The contribution to the engine-out hydrocarbon (HC) emissions from fuel that escapes the main combustion event in piston ring crevices was estimated for an air-cooled, V-twin utility engine. The engine was run with a homogeneous pre-vaporized mixture system that avoids the presence of liquid films in the cylinder, and their resulting contribution to the HC emissions. A simplified ring pack gas flow model was used to estimate the ring pack contribution to HC emissions; the model was tested against the experimentally measured blowby. At high load conditions the model shows that the ring pack returns to the cylinder a mass of HC that exceeds that observed in the exhaust, and thus, is the dominant contributor to HC emissions. At light loads, however, the model predicts less HC mass returned from the ring pack than is observed in the exhaust. Time-resolved HC measurements were performed and used to assess the effect of combustion quality on HC emissions.
Technical Paper

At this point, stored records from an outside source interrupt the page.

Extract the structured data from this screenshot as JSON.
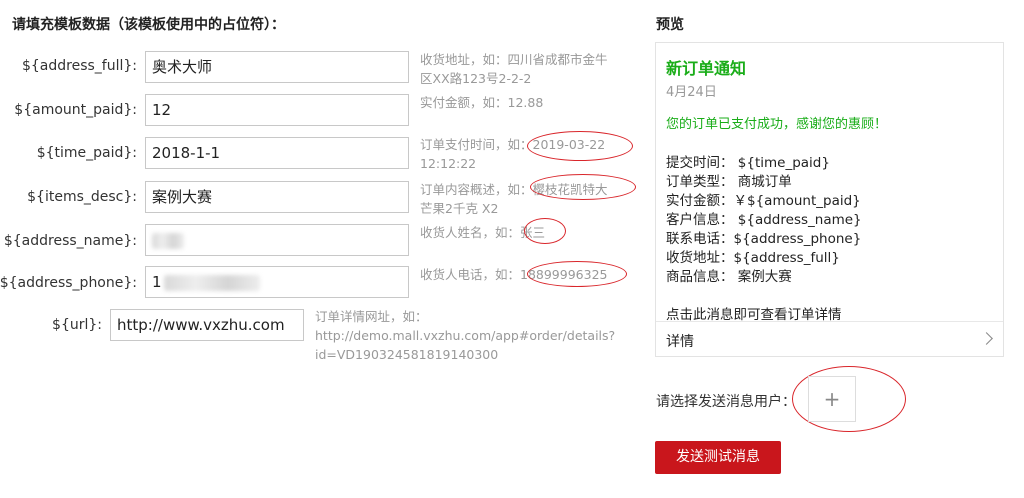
{
  "form": {
    "title": "请填充模板数据（该模板使用中的占位符）：",
    "fields": [
      {
        "label": "${address_full}:",
        "value": "奥术大师",
        "hint1": "收货地址，如：四川省成都市金牛",
        "hint2": "区XX路123号2-2-2"
      },
      {
        "label": "${amount_paid}:",
        "value": "12",
        "hint1": "实付金额，如：12.88"
      },
      {
        "label": "${time_paid}:",
        "value": "2018-1-1",
        "hint1": "订单支付时间，如：2019-03-22",
        "hint2": "12:12:22"
      },
      {
        "label": "${items_desc}:",
        "value": "案例大赛",
        "hint1": "订单内容概述，如：樱枝花凯特大",
        "hint2": "芒果2千克 X2"
      },
      {
        "label": "${address_name}:",
        "value": "",
        "hint1": "收货人姓名，如：张三"
      },
      {
        "label": "${address_phone}:",
        "value": "1",
        "hint1": "收货人电话，如：18899996325"
      },
      {
        "label": "${url}:",
        "value": "http://www.vxzhu.com",
        "hint1": "订单详情网址，如：",
        "hint2": "http://demo.mall.vxzhu.com/app#order/details?",
        "hint3": "id=VD190324581819140300"
      }
    ]
  },
  "preview": {
    "title": "预览",
    "card_title": "新订单通知",
    "date": "4月24日",
    "message": "您的订单已支付成功，感谢您的惠顾！",
    "lines": [
      "提交时间：  ${time_paid}",
      "订单类型：  商城订单",
      "实付金额：￥${amount_paid}",
      "客户信息：  ${address_name}",
      "联系电话：${address_phone}",
      "收货地址：${address_full}",
      "商品信息：  案例大赛"
    ],
    "footer_note": "点击此消息即可查看订单详情",
    "detail_label": "详情"
  },
  "select_user_label": "请选择发送消息用户：",
  "add_icon": "+",
  "send_button": "发送测试消息",
  "colors": {
    "accent_green": "#1aad19",
    "send_red": "#c9161c",
    "annotation_red": "#d9262b"
  }
}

Modeling Knock in Spark-Ignition Engines Using a G-equation Combustion Model Incorporating Detailed Chemical Kinetics

In this paper, knock in a Ford single cylinder direct-injection spark-ignition (DISI) engine was modeled and investigated using the KIVA-3V code with a G-equation combustion model coupled with detailed chemical kinetics. The deflagrative turbulent flame propagation was described by the G-equation combustion model. A 22-species, 42-reaction iso-octane (iC8H18) mechanism was adopted to model the auto-ignition process of the gasoline/air/residual-gas mixture ahead of the flame front. The iso-octane mechanism was originally validated by ignition delay tests in a rapid compression machine. In this study, the mechanism was tested by comparing the simulated ignition delay time in a constant volume mesh with the values measured in a shock tube under different initial temperature, pressure and equivalence ratio conditions, and acceptable agreements were obtained.
Technical Paper

Fuel Film Temperature and Thickness Measurements on the Piston Crown of a Direct-Injection Spark-Ignition Engine

Fuel film temperature and thickness were measured on the piston crown of a DISI engine under both motored and fired conditions using the fiber-based laser-induced fluorescence method wherein a single fiber delivers the excitation light and collects the fluorescence. The fibers were installed in the piston crown of a Bowditch-type optical engine and exited via the mirror passage. The fuel used for the fuel film temperature measurement was a 2×10-6 M solution of BTBP in isooctane. The ratio of the fluorescence intensity at 515 to that at 532 nm was found to be directly, but not linearly, related to temperature when excited at 488 nm. Effects related to the solvent, solution aging and bleaching were investigated. The measured fuel film temperature was found to closely follow the piston crown metal temperature, which was measured with a thermocouple.
Technical Paper

PIV Measurements of In-Cylinder Flow in a Four-Stroke Utility Engine and Correlation with Steady Flow Results

Large-scale flows in internal combustion engines directly affect combustion duration and emissions production. These benefits are significant given increasingly stringent emissions and fuel economy requirements. Recent efforts by engine manufacturers to improve in-cylinder flows have focused on the design of specially shaped intake ports. Utility engine manufacturers are limited to simple intake port geometries to reduce the complexity of casting and cost of manufacturing. These constraints create unique flow physics in the engine cylinder in comparison to automotive engines. An experimental study of intake-generated flows was conducted in a four-stroke spark-ignition utility engine. Steady flow and in-cylinder flow measurements were made using three simple intake port geometries at three port orientations. Steady flow measurements were performed to characterize the swirl and tumble-generating capability of the intake ports.